Towards the end of 2016, the Federal Bureau of Investigation took the unusual step of formally not recommending charges against Hillary Clinton in their ongoing investigation of her use of a private email server.
Specifically, the Inspector general will look at whether FBI Deputy Director Andrew McCabe should have recused himself from Clinton-related matters given that his wife, Jill McCabe, received significant campaign contributions from Virginia Gov. Terry McAuliffe, a Clinton ally, during her unsuccessful bid for state senate.
They will also examine whether Clinton perhaps should have been charged for putting classified information at risk, whether the Department’s Assistant Attorney General for Legislative Affairs “improperly disclosed non-public information to the Clinton campaign,” and whether the “underlying investigative decisions” surrounding the email case were approached with integrity.
Under normal circumstances, the FBI would present its findings to the Department of Justice without providing a recommendation for charges, but FBI Director James Comey took the unusual step of making a ruling on the agency’s investigation of Clinton’s emails.

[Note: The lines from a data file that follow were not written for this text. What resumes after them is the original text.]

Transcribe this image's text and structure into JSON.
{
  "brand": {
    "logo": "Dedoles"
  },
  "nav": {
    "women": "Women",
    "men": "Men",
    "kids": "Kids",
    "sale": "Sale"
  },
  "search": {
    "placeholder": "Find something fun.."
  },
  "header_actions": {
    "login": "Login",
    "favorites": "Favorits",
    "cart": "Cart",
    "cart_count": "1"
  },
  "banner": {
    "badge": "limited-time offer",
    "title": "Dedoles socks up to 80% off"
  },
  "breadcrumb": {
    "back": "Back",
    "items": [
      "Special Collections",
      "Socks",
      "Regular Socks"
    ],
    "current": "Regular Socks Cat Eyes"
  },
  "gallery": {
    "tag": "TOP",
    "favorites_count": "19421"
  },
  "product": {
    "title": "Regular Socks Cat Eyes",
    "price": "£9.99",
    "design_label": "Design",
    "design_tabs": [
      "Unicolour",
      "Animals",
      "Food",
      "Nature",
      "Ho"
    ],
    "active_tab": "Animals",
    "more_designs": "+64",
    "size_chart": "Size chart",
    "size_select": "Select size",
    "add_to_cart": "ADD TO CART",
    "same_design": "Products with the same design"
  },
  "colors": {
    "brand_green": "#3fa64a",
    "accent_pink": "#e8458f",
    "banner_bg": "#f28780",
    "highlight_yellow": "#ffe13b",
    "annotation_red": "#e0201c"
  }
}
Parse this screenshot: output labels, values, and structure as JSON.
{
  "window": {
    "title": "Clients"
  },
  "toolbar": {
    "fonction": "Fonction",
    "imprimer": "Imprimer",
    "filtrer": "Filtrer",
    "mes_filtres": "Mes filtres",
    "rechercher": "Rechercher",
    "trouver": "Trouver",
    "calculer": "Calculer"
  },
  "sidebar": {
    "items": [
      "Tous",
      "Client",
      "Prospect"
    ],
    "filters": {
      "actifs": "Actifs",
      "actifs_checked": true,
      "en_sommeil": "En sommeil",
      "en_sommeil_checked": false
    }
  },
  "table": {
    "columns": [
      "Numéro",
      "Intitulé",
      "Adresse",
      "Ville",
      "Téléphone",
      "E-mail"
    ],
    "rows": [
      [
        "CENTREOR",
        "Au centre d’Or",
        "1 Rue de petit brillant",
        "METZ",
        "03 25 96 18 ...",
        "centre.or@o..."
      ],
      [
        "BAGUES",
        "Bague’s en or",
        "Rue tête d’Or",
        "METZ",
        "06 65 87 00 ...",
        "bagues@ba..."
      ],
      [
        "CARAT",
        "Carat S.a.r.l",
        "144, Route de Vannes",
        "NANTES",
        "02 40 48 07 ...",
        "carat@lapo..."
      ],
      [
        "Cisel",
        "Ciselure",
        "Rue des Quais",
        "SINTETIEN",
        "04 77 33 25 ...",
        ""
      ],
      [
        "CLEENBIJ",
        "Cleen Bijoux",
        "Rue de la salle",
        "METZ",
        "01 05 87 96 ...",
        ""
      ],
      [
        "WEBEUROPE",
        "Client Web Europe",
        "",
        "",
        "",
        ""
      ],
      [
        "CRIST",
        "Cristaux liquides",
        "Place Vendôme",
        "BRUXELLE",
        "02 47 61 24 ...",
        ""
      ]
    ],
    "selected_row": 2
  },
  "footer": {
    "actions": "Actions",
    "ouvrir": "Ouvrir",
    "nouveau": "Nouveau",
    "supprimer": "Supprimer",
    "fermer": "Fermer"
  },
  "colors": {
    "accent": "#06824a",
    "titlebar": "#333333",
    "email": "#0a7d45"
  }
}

While President-elect Donald J. Trump has suggested that his administration would not aggressively pursue charges against Mrs. Clinton, members of Congress have insisted that their investigations into Clinton’s email server will continue until they reach a conclusion on whether or not she violated federal law for using a private email server during her tenure at the State Department.